High ground or high horses
I went to last week’s Moral Monday protest to learn what all the rancor is about and gained some insights from the experience.
I didn’t find a bunch of lefty loonies, morons or outsiders. Because of tornado alerts and impending rainstorms the crowd numbered less than a thousand. The call from religious leaders across the state brought out a large number of clergy persons. The crowd contained more whites than blacks and obviously they were more philosophically liberal; if there were conservatives or Republican legislators present they kept a low profile.
Speakers on stage were mostly black, almost all men, and the message focused almost entirely on the disenfranchisement of the poor and minorities. If this movement is really interested in engaging mainstream North Carolinians and bringing about significant change it must become more inclusive. The needs and concerns of women, middle-income taxpayers, parents of school children and people of all races and ages must become more integrated into their message that too many are being shut out of the legislative and decision-making process. And while the numbers of those arrested each week might get news headlines those arrests do clog up our legal system and reach a point of diminishing returns.

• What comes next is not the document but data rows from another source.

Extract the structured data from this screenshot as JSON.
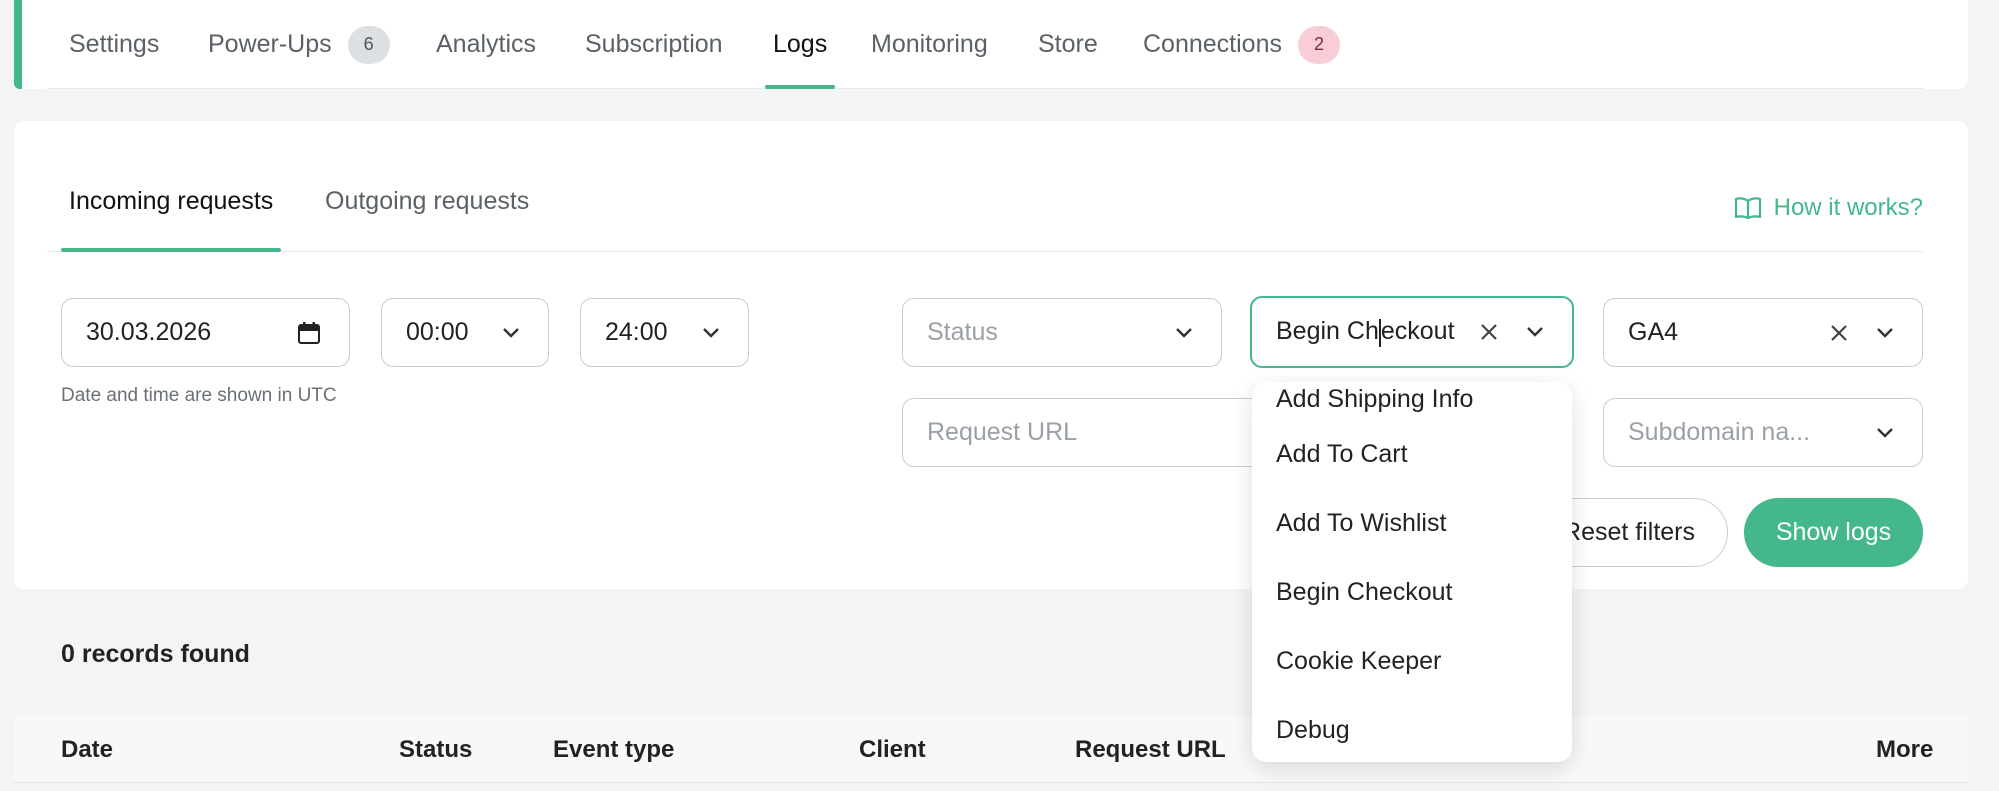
{
  "nav": {
    "tabs": [
      {
        "label": "Settings"
      },
      {
        "label": "Power-Ups",
        "badge": "6"
      },
      {
        "label": "Analytics"
      },
      {
        "label": "Subscription"
      },
      {
        "label": "Logs",
        "active": true
      },
      {
        "label": "Monitoring"
      },
      {
        "label": "Store"
      },
      {
        "label": "Connections",
        "badge": "2"
      }
    ]
  },
  "subtabs": [
    {
      "label": "Incoming requests",
      "active": true
    },
    {
      "label": "Outgoing requests"
    }
  ],
  "help_link": {
    "label": "How it works?",
    "icon": "book-open-icon"
  },
  "filters": {
    "date": "30.03.2026",
    "time_from": "00:00",
    "time_to": "24:00",
    "timezone_hint": "Date and time are shown in UTC",
    "status_placeholder": "Status",
    "event_type_value_before_caret": "Begin Ch",
    "event_type_value_after_caret": "eckout",
    "client_value": "GA4",
    "request_url_placeholder": "Request URL",
    "subdomain_placeholder": "Subdomain na..."
  },
  "buttons": {
    "reset": "Reset filters",
    "show": "Show logs"
  },
  "dropdown_options": [
    "Add Shipping Info",
    "Add To Cart",
    "Add To Wishlist",
    "Begin Checkout",
    "Cookie Keeper",
    "Debug"
  ],
  "results": {
    "count_text": "0 records found"
  },
  "table": {
    "headers": [
      "Date",
      "Status",
      "Event type",
      "Client",
      "Request URL",
      "More"
    ]
  },
  "colors": {
    "accent": "#44b78b",
    "pink_badge": "#f9cdd7"
  }
}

For their part, Republican leaders seem to be doing more to help this protest movement grow into a statewide imperative than calming it. Every time one of them calls the protestors “outsiders” or ridiculous names like “morons,” whenever these leaders say they are not open to civil discourse and refuse to back down, they throw fuel on the protest fires. These leaders might win today’s legislative and government battle but they are losing the public opinion war.
Current leaders were elected on a platform of more accountability, smaller government and lower taxes, but voters did not hand them the keys to government expecting them to be arrogant, unresponsive and unwilling to work for the common good. As public servants they need to remember they represent all the public, even those who don’t agree with them.
In truth, there have also been outlandish statements made by protest leaders. It’s time for everyone to take a deep breath, dial down the dialogue and stop playing to the media or partisan supporters. We are at a crossroads and it is now time for those involved to take the moral high ground and get off their moral high horses. North Carolina has too many serious issues for us to be fighting with each other.
Unyielding demagoguery isn’t getting us anywhere. Each side claims they are willing to meet the other and seek resolution, but if that were true we would see evidence of honest and respectful dialogue underway. Now is a time for statesmen and true leaders to surface, to sit and reason together, seeking to understand as much as to be understood. And that likely means both sides might have to compromise, an essential element that has kept our republic viable for as long as we have existed. North Carolinians are watching, hoping all involved will demonstrate their care and concern for one another and our future.
Tom Campbell is former assistant state treasurer and is creator/host of NC SPIN, a weekly discussion airing Sundays at 6:30 a.m. on WRAL-TV and at 8:30 a.m. on WRAZ-TV FOX50. Contact him at www.ncspin.com.